I used diigo for annotation before clearly had highlighting. Now, just as you, use diigo for link storage and Evernote for content storage. Diigo annotation has still the advantage that it excerpts the text you highlight. With Clearly if I want to have the highlighted parts I have to find and manually select them again... Also tagging from clearly requires 5 or so clicks which is ridiculous... But I hope it will get fixed.
I plan to use pocket once I get a tablet... it is pretty and convenient, but the most likely to get cut out of the workflow.
Thanks for the evernote import function - I'll look into it, maybe it could make the Evenote - org-mode integration tighter. Even then, having 3 separate systems is not quite optimal...
Of course your already have an answer. Thanks!
Would love to read a gwern-essay on your archiving system. I use evernote, org-mode, diigo and pocket and just can't get them streamlined into a nice workflow. If evernote adopted diigo-like highlighting and let me seamlessly edit with Emacs/org-mode that would be perfect... but alas until then I'm stuck with this mess of a kludge. Teach us master, please!
A data point from me: I was much more stressed when I had my emails joint. I'd say that in the long run you want to have them separated even if you really enjoy your job.
Fair enough, though it is really hard to say what's supposed to go to the open thread (which really should be sticky so that it is bit more accesible). Massimo Pigliucci is a fairly known figure in the rationalist/skeptic/naturalist community. That doesn't mean that I endorse his views (by far not - and not specifically for this article).
As a counter-example a seemingly random comment on an somehwat related blog got a full blown reply from Luke (meaning his reply to Mark Linsenmayer), though part of your critique is that I didn't comment on the article (unlike Luke), which is fair enough - the reason being that I'm not familiar enough with Eliezer's original post.
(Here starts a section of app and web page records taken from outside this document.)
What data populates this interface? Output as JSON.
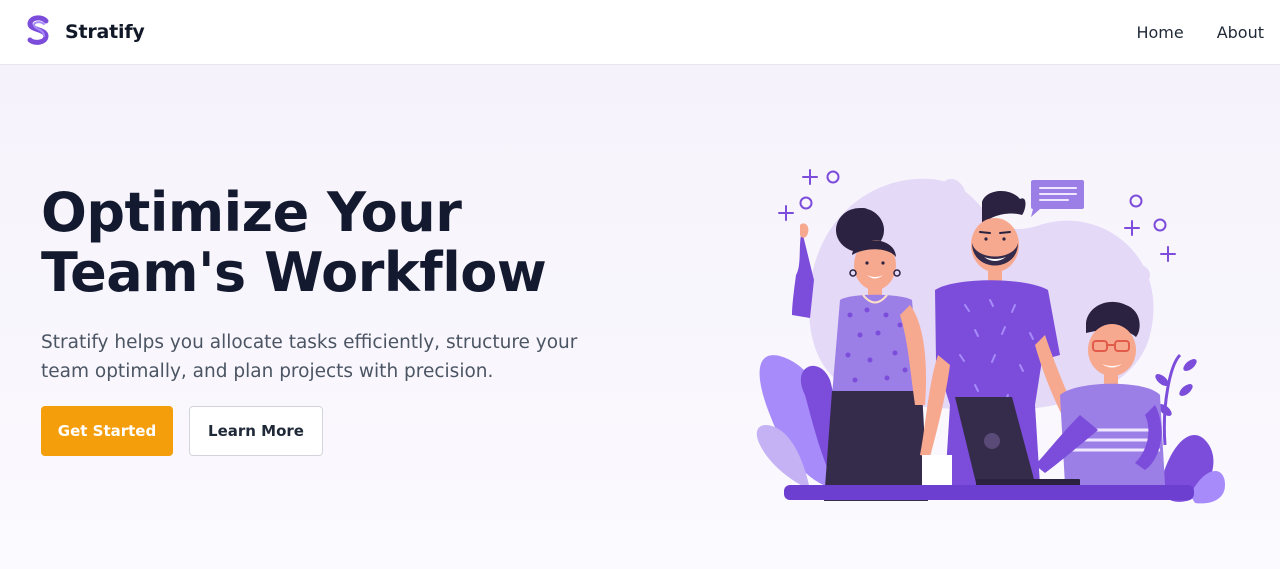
{
  "nav": {
    "brand": "Stratify",
    "links": [
      "Home",
      "About"
    ]
  },
  "hero": {
    "title_line1": "Optimize Your",
    "title_line2": "Team's Workflow",
    "subtitle": "Stratify helps you allocate tasks efficiently, structure your team optimally, and plan projects with precision.",
    "primary_cta": "Get Started",
    "secondary_cta": "Learn More"
  },
  "colors": {
    "brand_purple": "#7c4ddb",
    "cta_orange": "#f59e0b",
    "heading": "#131a2f"
  },
  "icons": [
    "stratify-logo-icon",
    "team-illustration"
  ]
}
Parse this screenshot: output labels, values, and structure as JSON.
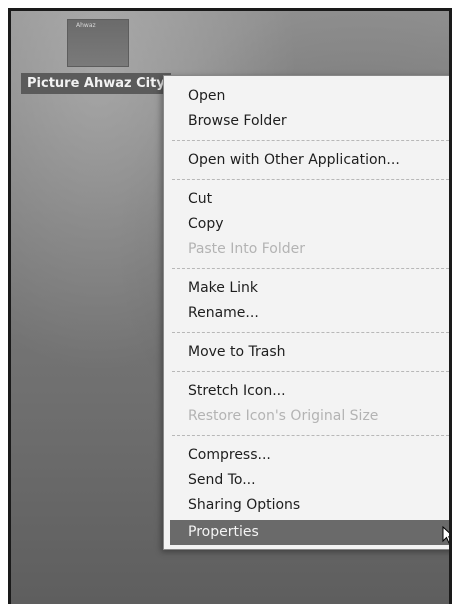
{
  "desktop": {
    "icon_label": "Picture Ahwaz City",
    "thumb_caption": "Ahwaz"
  },
  "menu": {
    "items": [
      {
        "label": "Open",
        "enabled": true
      },
      {
        "label": "Browse Folder",
        "enabled": true
      },
      {
        "label": "Open with Other Application...",
        "enabled": true
      },
      {
        "label": "Cut",
        "enabled": true
      },
      {
        "label": "Copy",
        "enabled": true
      },
      {
        "label": "Paste Into Folder",
        "enabled": false
      },
      {
        "label": "Make Link",
        "enabled": true
      },
      {
        "label": "Rename...",
        "enabled": true
      },
      {
        "label": "Move to Trash",
        "enabled": true
      },
      {
        "label": "Stretch Icon...",
        "enabled": true
      },
      {
        "label": "Restore Icon's Original Size",
        "enabled": false
      },
      {
        "label": "Compress...",
        "enabled": true
      },
      {
        "label": "Send To...",
        "enabled": true
      },
      {
        "label": "Sharing Options",
        "enabled": true
      },
      {
        "label": "Properties",
        "enabled": true,
        "highlighted": true
      }
    ]
  },
  "colors": {
    "menu_bg": "#f3f3f3",
    "highlight": "#6a6a6a",
    "disabled_text": "#b3b3b3"
  },
  "icons": {
    "cursor": "mouse-pointer-icon"
  }
}
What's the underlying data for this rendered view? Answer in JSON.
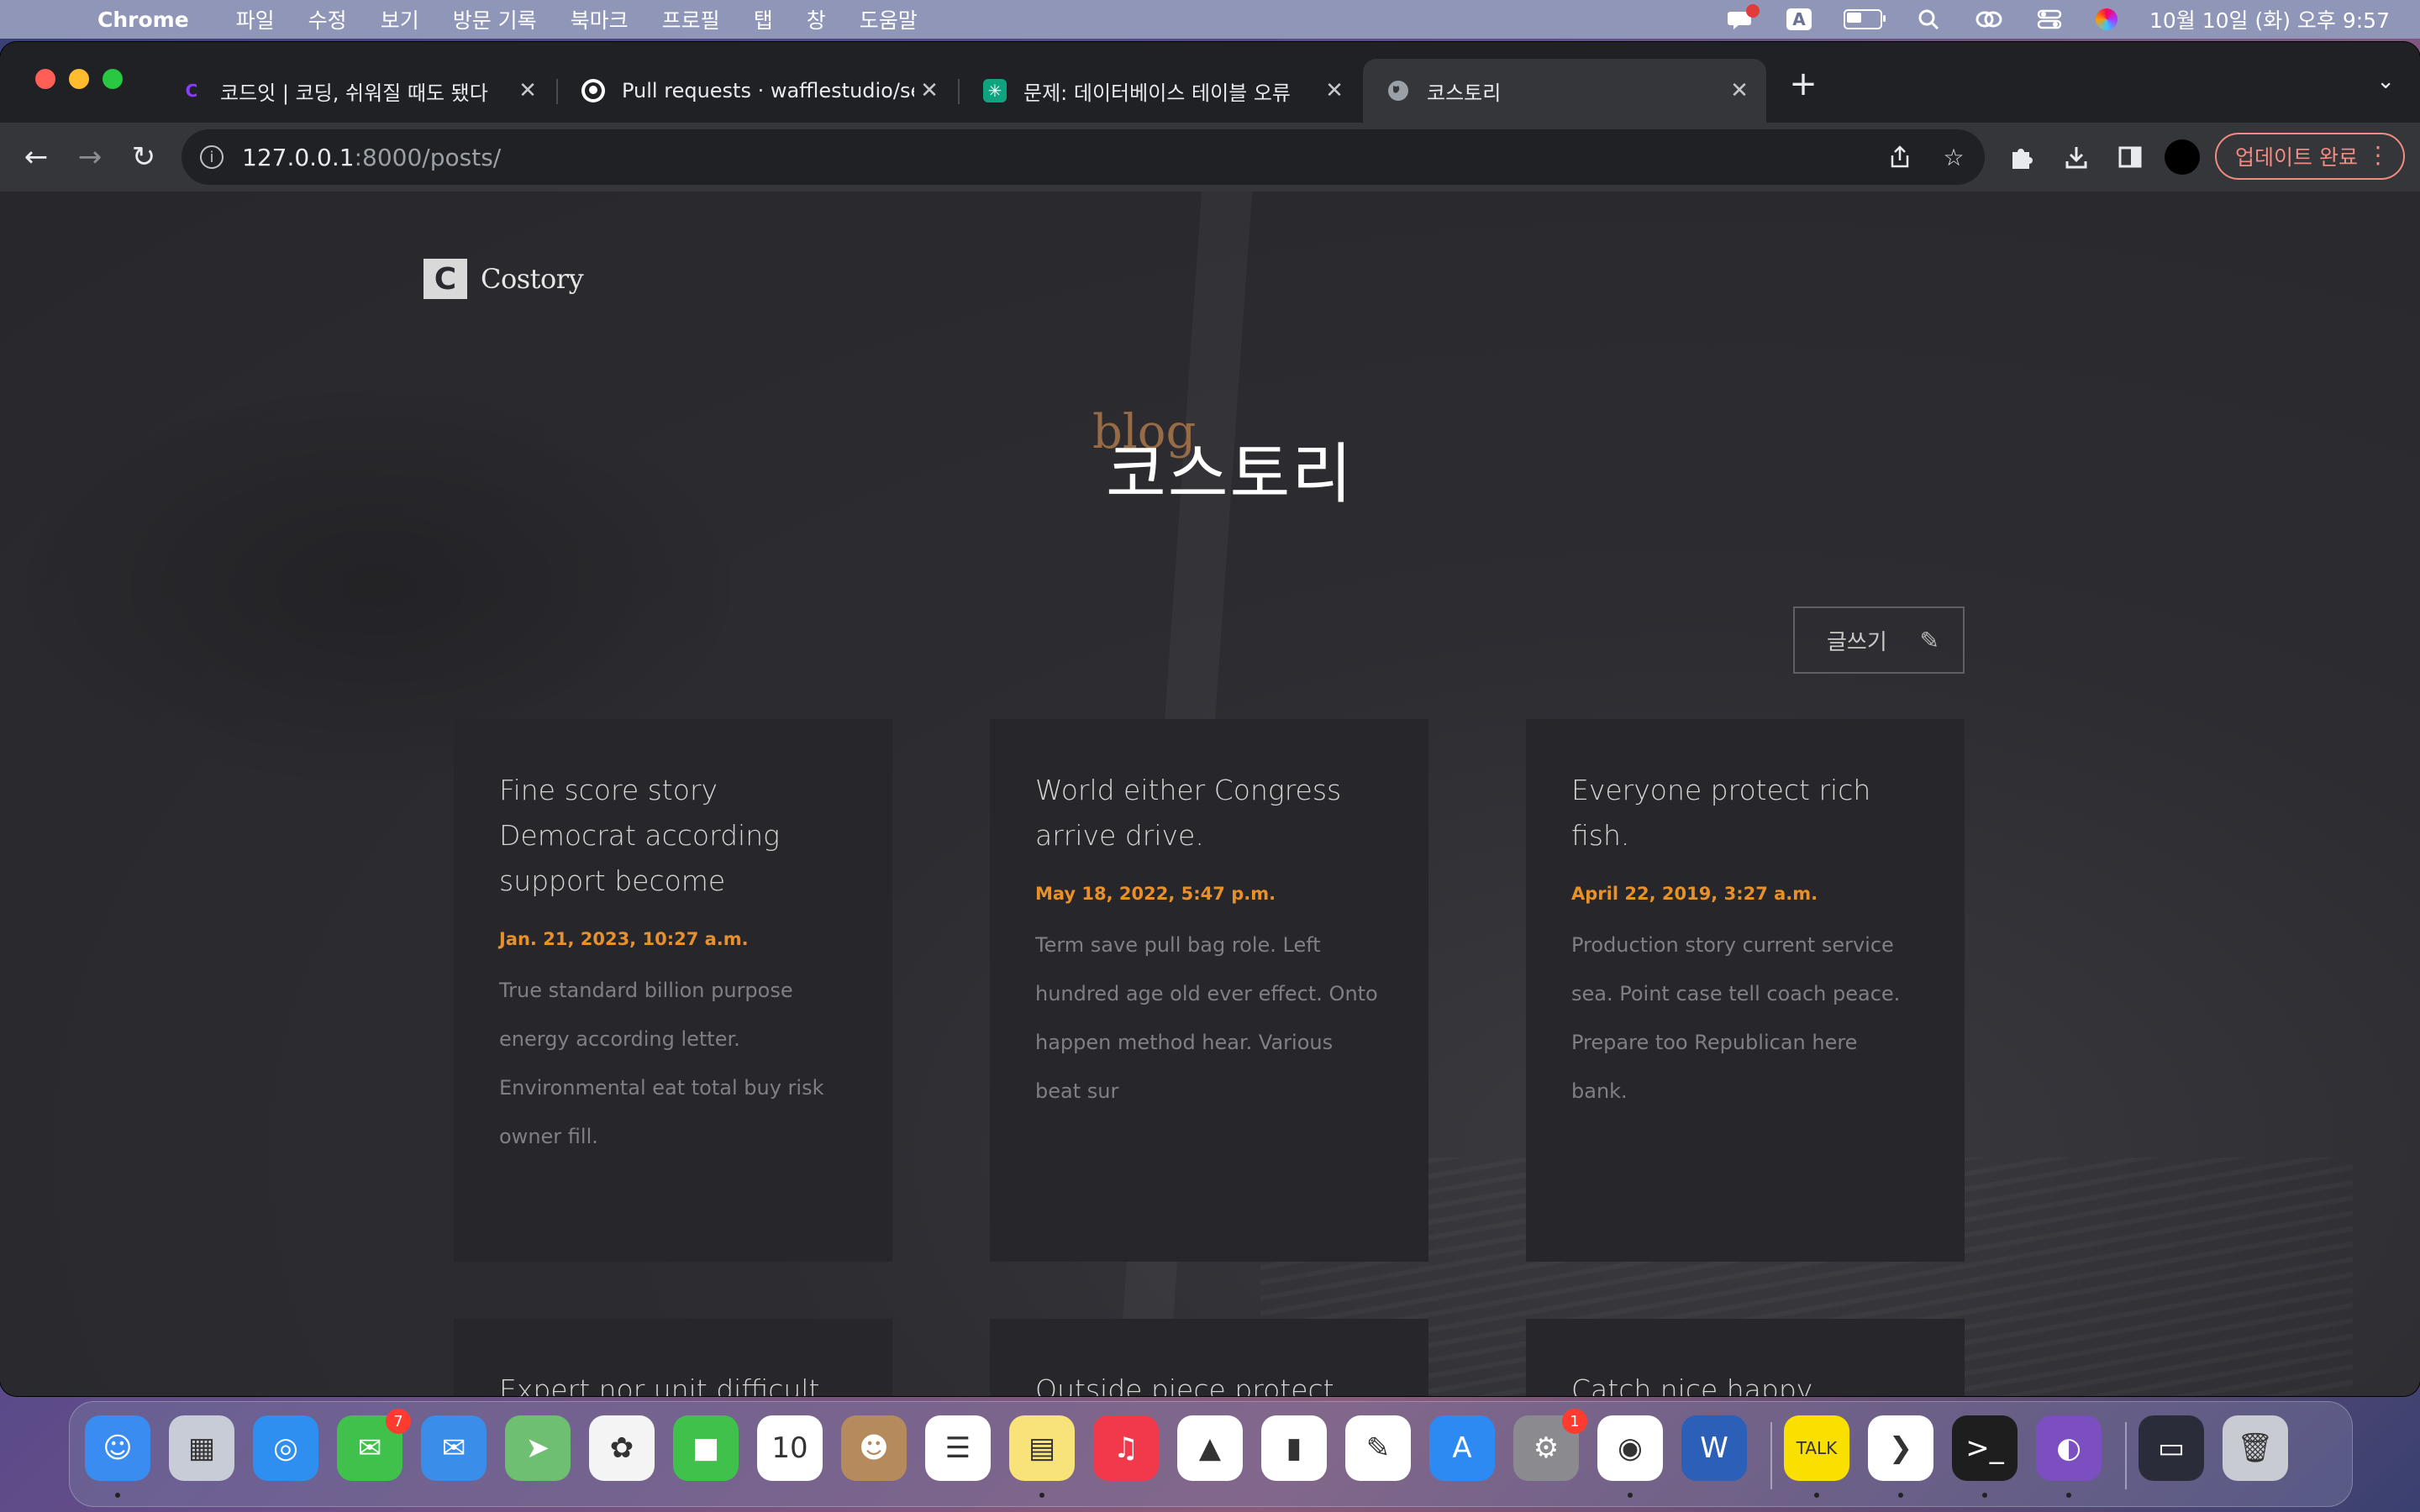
{
  "menubar": {
    "app_name": "Chrome",
    "items": [
      "파일",
      "수정",
      "보기",
      "방문 기록",
      "북마크",
      "프로필",
      "탭",
      "창",
      "도움말"
    ],
    "input_indicator": "A",
    "clock": "10월 10일 (화) 오후 9:57",
    "battery_level": 0.5
  },
  "tabs": [
    {
      "title": "코드잇 | 코딩, 쉬워질 때도 됐다",
      "icon": "codeit-icon",
      "active": false
    },
    {
      "title": "Pull requests · wafflestudio/seminar",
      "icon": "github-icon",
      "active": false
    },
    {
      "title": "문제: 데이터베이스 테이블 오류",
      "icon": "chatgpt-icon",
      "active": false
    },
    {
      "title": "코스토리",
      "icon": "globe-icon",
      "active": true
    }
  ],
  "toolbar": {
    "url_host": "127.0.0.1",
    "url_rest": ":8000/posts/",
    "update_label": "업데이트 완료"
  },
  "page": {
    "logo_text": "Costory",
    "hero_sub": "blog",
    "hero_title": "코스토리",
    "write_label": "글쓰기",
    "posts": [
      {
        "title": "Fine score story Democrat according support become",
        "date": "Jan. 21, 2023, 10:27 a.m.",
        "body": "True standard billion purpose energy according letter. Environmental eat total buy risk owner fill."
      },
      {
        "title": "World either Congress arrive drive.",
        "date": "May 18, 2022, 5:47 p.m.",
        "body": "Term save pull bag role. Left hundred age old ever effect. Onto happen method hear. Various beat sur"
      },
      {
        "title": "Everyone protect rich fish.",
        "date": "April 22, 2019, 3:27 a.m.",
        "body": "Production story current service sea. Point case tell coach peace. Prepare too Republican here bank."
      },
      {
        "title": "Expert nor unit difficult air his.",
        "date": "",
        "body": ""
      },
      {
        "title": "Outside piece protect foot country",
        "date": "",
        "body": ""
      },
      {
        "title": "Catch nice happy everybody once see similar",
        "date": "",
        "body": ""
      }
    ]
  },
  "dock": {
    "apps": [
      {
        "name": "finder",
        "color": "#3b8cf0",
        "glyph": "☺",
        "running": true
      },
      {
        "name": "launchpad",
        "color": "#c8ccd6",
        "glyph": "▦",
        "running": false
      },
      {
        "name": "safari",
        "color": "#2f8ff0",
        "glyph": "◎",
        "running": false
      },
      {
        "name": "messages",
        "color": "#3fc14c",
        "glyph": "✉",
        "running": false,
        "badge": "7"
      },
      {
        "name": "mail",
        "color": "#3a8de8",
        "glyph": "✉",
        "running": false
      },
      {
        "name": "maps",
        "color": "#6fbf73",
        "glyph": "➤",
        "running": false
      },
      {
        "name": "photos",
        "color": "#f4f4f4",
        "glyph": "✿",
        "running": false
      },
      {
        "name": "facetime",
        "color": "#3fc14c",
        "glyph": "■",
        "running": false
      },
      {
        "name": "calendar",
        "color": "#ffffff",
        "glyph": "10",
        "running": false
      },
      {
        "name": "contacts",
        "color": "#b58a5c",
        "glyph": "☻",
        "running": false
      },
      {
        "name": "reminders",
        "color": "#ffffff",
        "glyph": "☰",
        "running": false
      },
      {
        "name": "notes",
        "color": "#f8e37a",
        "glyph": "▤",
        "running": true
      },
      {
        "name": "music",
        "color": "#f2394c",
        "glyph": "♫",
        "running": false
      },
      {
        "name": "keynote",
        "color": "#ffffff",
        "glyph": "▲",
        "running": false
      },
      {
        "name": "numbers",
        "color": "#ffffff",
        "glyph": "▮",
        "running": false
      },
      {
        "name": "pages",
        "color": "#ffffff",
        "glyph": "✎",
        "running": false
      },
      {
        "name": "app-store",
        "color": "#2d8af2",
        "glyph": "A",
        "running": false
      },
      {
        "name": "system-settings",
        "color": "#8a8a8f",
        "glyph": "⚙",
        "running": false,
        "badge": "1"
      },
      {
        "name": "chrome",
        "color": "#ffffff",
        "glyph": "◉",
        "running": true
      },
      {
        "name": "word",
        "color": "#2b5fb8",
        "glyph": "W",
        "running": false
      },
      {
        "name": "kakaotalk",
        "color": "#f9e000",
        "glyph": "TALK",
        "running": true
      },
      {
        "name": "vscode",
        "color": "#ffffff",
        "glyph": "❯",
        "running": true
      },
      {
        "name": "terminal",
        "color": "#1e1e1e",
        "glyph": ">_",
        "running": true
      },
      {
        "name": "github-desktop",
        "color": "#7b4fc0",
        "glyph": "◐",
        "running": true
      },
      {
        "name": "screenshot-preview",
        "color": "#2a2c3a",
        "glyph": "▭",
        "running": false
      },
      {
        "name": "trash",
        "color": "#c9cbd3",
        "glyph": "🗑",
        "running": false
      }
    ]
  },
  "colors": {
    "accent_date": "#e8902a",
    "update_button": "#f28b82",
    "card_bg": "#27272b"
  }
}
Thank you vary much. I'll have a look at the appendix (the FAQ along more of your writings are on my ever expanding reading lists...). Thank you for all the work and thought you put into it!
Sorry, it wasn't clear from how I asked the question but I wanted a 2 sentence summary.... Gwern's FAQ is a monumental piece of work but the question is if it is even worth reading 50k words long document about it?
I agree and tried to be careful saying "some people" (which is not exactly good practice, I know). As I noted below Motl is a fascinating specimen. I certainly don't consider him to be a an authority on who is a crackpot or not, nor do I agree with many of his opinions or methods.
Still I think it is a strange mix of authors for this topic.
Gosh, thanks, fixed it... I know I'm not the first to screw this up, but still...
Yes, Motl has to be handled with lot's of care, though usually as far as physics goes I find him alright (unlike say climate change and a bunch of other stuff). His tone can be off-putting, but I see him still as a useful contrarian in some areas and generally an interesting case study of an extremely bright person with some strange opinions and a very... interesting personality (to put it mildly).
It is strange that "Forty Years of String Theory: Reflecting on the Foundations" doesn't have any of the bigger names from string theory (particularly, no Ed Witten?), but has pretty much the full list of controversial (some people would say outright currently crackpotish) names like 't Hooft, Verlinde, Smolin and lately also Susskind. I am not picking sides, but this raises all sorts of red flags about it. I bet Motl will be all over this.
I'll have a look at Susskind's paper, particularly if he is railing against reductionism.
 't Hooft's and Susskind's contributions to modern theoretical physics can't be understated, but their general reputation suffered in recent years.